WASHINGTON-Forget those smoke-filled cocktail lounges, tobacco addicts, and head for a local tea room. “Drinking tea after smoking reduces levels of oxidative stress,” reported James E. Klaunig, PhD, professor of pharmacology and toxicology, Indiana University School of Medicine. Oxidative stress has been linked to cancer and other diseases .
WASHINGTONForget those smoke-filled cocktail lounges, tobacco addicts, and head for a local tea room. Drinking tea after smoking reduces levels of oxidative stress, reported James E. Klaunig, PhD, professor of pharmacology and toxicology, Indiana University School of Medicine. Oxidative stress has been linked to cancer and other diseases .
Oxidative stress may be due to either decreased levels of antioxidants or increased levels of reactive oxygen species in the body. It is linked to cancer, cardiovascular disease, aging, and neurodegenerative diseases such as Parkinsons and Alzheimers disease, Dr. James Klaunig said at the tea symposium.
There are two sources of the reactive oxygen species that result in oxidative stress, he said.

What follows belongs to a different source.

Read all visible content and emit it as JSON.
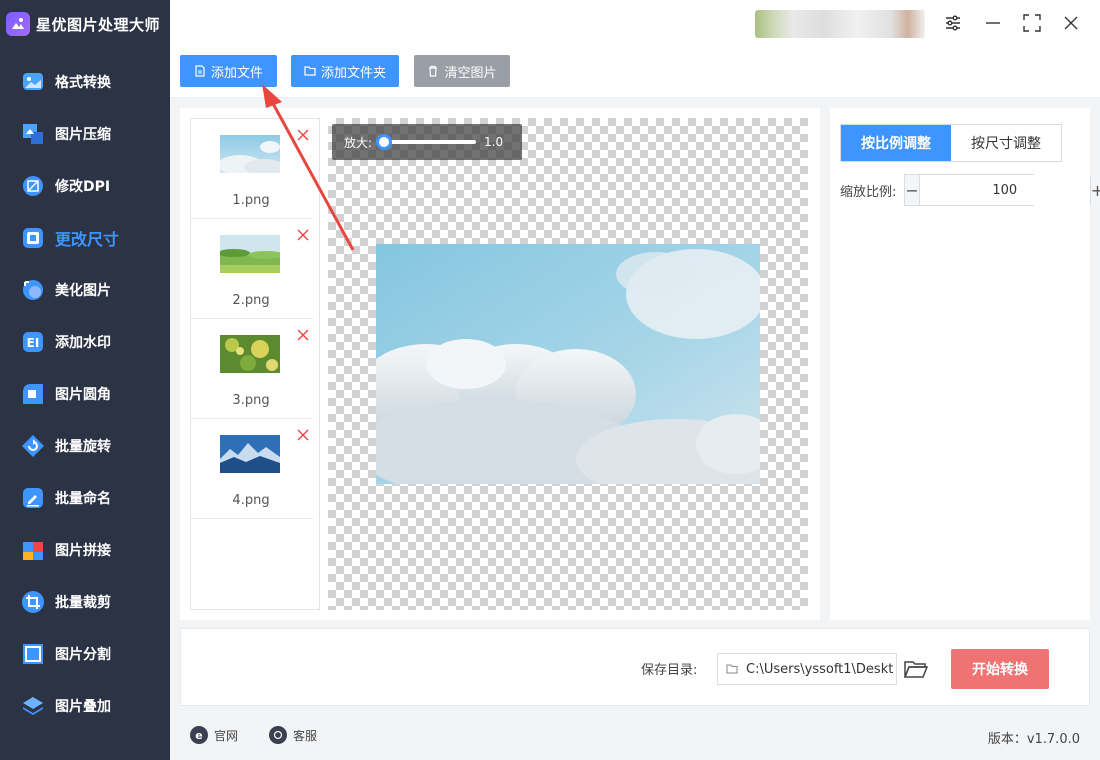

Some arise within the body in mitochondria, in inflammatory cells, and from cytochrome p450. Exogenous sources include ozone, radiation, xenobiotics, and hyperoxemia.
Tobacco smoke is a known source of reactive oxygen species that can overwhelm the normal antioxidant defenses of the individual, resulting in oxidative stress. Increasing antioxidant levels could prevent this scenario. Dr. Klaunig reported higher levels of oxidative stress in the urine and blood of smokers vs nonsmokers.

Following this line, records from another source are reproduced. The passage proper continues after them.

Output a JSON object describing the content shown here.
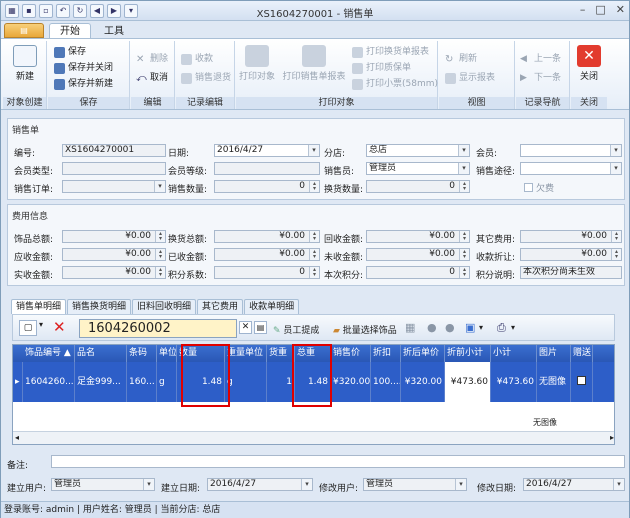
{
  "window": {
    "title": "XS1604270001 - 销售单"
  },
  "ribbon": {
    "app_tab": "▤",
    "tabs": [
      {
        "label": "开始"
      },
      {
        "label": "工具"
      }
    ],
    "groups": {
      "create": {
        "label": "对象创建",
        "new": "新建"
      },
      "save": {
        "label": "保存",
        "save": "保存",
        "save_close": "保存并关闭",
        "save_new": "保存并新建"
      },
      "edit": {
        "label": "编辑",
        "delete": "删除",
        "cancel": "取消"
      },
      "record": {
        "label": "记录编辑",
        "collect": "收款",
        "refund": "销售退货"
      },
      "print": {
        "label": "打印对象",
        "print_obj": "打印对象",
        "print_sale": "打印销售单报表",
        "print_exchange": "打印换货单报表",
        "print_guarantee": "打印质保单",
        "print_ticket": "打印小票(58mm)"
      },
      "view": {
        "label": "视图",
        "refresh": "刷新",
        "show_report": "显示报表"
      },
      "nav": {
        "label": "记录导航",
        "prev": "上一条",
        "next": "下一条"
      },
      "close": {
        "label": "关闭",
        "close": "关闭"
      }
    }
  },
  "form": {
    "section_title": "销售单",
    "number_label": "编号:",
    "number": "XS1604270001",
    "date_label": "日期:",
    "date": "2016/4/27",
    "store_label": "分店:",
    "store": "总店",
    "member_label": "会员:",
    "member": "",
    "member_type_label": "会员类型:",
    "member_level_label": "会员等级:",
    "clerk_label": "销售员:",
    "clerk": "管理员",
    "channel_label": "销售途径:",
    "order_label": "销售订单:",
    "qty_label": "销售数量:",
    "qty": "0",
    "exchange_qty_label": "换货数量:",
    "exchange_qty": "0",
    "owed_label": "欠费"
  },
  "fees": {
    "section_title": "费用信息",
    "rows": [
      [
        {
          "label": "饰品总额:",
          "value": "¥0.00"
        },
        {
          "label": "换货总额:",
          "value": "¥0.00"
        },
        {
          "label": "回收金额:",
          "value": "¥0.00"
        },
        {
          "label": "其它费用:",
          "value": "¥0.00"
        }
      ],
      [
        {
          "label": "应收金额:",
          "value": "¥0.00"
        },
        {
          "label": "已收金额:",
          "value": "¥0.00"
        },
        {
          "label": "未收金额:",
          "value": "¥0.00"
        },
        {
          "label": "收款折让:",
          "value": "¥0.00"
        }
      ],
      [
        {
          "label": "实收金额:",
          "value": "¥0.00"
        },
        {
          "label": "积分系数:",
          "value": "0"
        },
        {
          "label": "本次积分:",
          "value": "0"
        },
        {
          "label": "积分说明:",
          "value": "本次积分尚未生效"
        }
      ]
    ]
  },
  "detail_tabs": [
    {
      "label": "销售单明细"
    },
    {
      "label": "销售换货明细"
    },
    {
      "label": "旧料回收明细"
    },
    {
      "label": "其它费用"
    },
    {
      "label": "收款单明细"
    }
  ],
  "toolbar2": {
    "code": "1604260002",
    "staff_pick": "员工提成",
    "batch_pick": "批量选择饰品"
  },
  "grid": {
    "headers": [
      "饰品编号 ▲",
      "品名",
      "条码",
      "单位",
      "数量",
      "重量单位",
      "货重",
      "总重",
      "销售价",
      "折扣",
      "折后单价",
      "折前小计",
      "小计",
      "图片",
      "赠送"
    ],
    "rows": [
      [
        "1604260...",
        "足金999...",
        "160...",
        "g",
        "1.48",
        "g",
        "1",
        "1.48",
        "¥320.00",
        "100....",
        "¥320.00",
        "¥473.60",
        "¥473.60",
        "无图像",
        ""
      ]
    ],
    "second_row_image": "无图像"
  },
  "footer": {
    "remark_label": "备注:",
    "creator_label": "建立用户:",
    "creator": "管理员",
    "created_label": "建立日期:",
    "created": "2016/4/27",
    "modifier_label": "修改用户:",
    "modifier": "管理员",
    "modified_label": "修改日期:",
    "modified": "2016/4/27"
  },
  "status": {
    "text": "登录账号: admin  |  用户姓名: 管理员  |  当前分店: 总店"
  }
}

Dr. Klaunig spoke at the Second International Scientific Symposium on Tea and Human Health, cosponsored by the American Health Foundation, the American Cancer Society, the Nutrition Committee of the American Heart Association, and the Tea Council of the USA.
Along with his colleagues J. Chen and C. Han from the Chinese Academy of Preventive Medicine, Beijing, Dr. Klaunig set out to study, in smokers, the effects of tea drinking on oxidative damage, production of reactive oxygen species, and modulation of antioxidants.
In the China arm of the study, army recruits drank three cups of green or black tea a day and were allotted six cigarettes a day to smoke after meals. After one week, the smokers showed a dramatic decrease in reactive oxygen species and oxidative stress, Dr. Klaunig said. Green tea had a greater effect than black tea.
Back home in Indiana, Dr. Klaunig recruited volunteers aged 25 to 45. They were either nonsmokers or pack-a-day smokers. The volunteers quaffed a total of 30 ounces of green tea daily, drinking the tea four times a day with meals and snacks. Neither diet nor physical activity was controlled.
Baseline tests of levels of 8-hydroxy-2´-deoxyguanosine and lipid peroxidation (measures of oxidative stress) showed that smokers had higher levels of oxidative stress prior to the trials start. While both smokers and nonsmokers showed a reduction in oxidative stress parameters during the study, the smokers exhibited a much greater response to drinking tea.
Using the Syrian Hamster Embryo (SHE) Cell Transformation Assay, Dr. Klaunig found that components from black and green tea prevented or reduced carcinogen-induced cell transformation in a dose-dependent manner.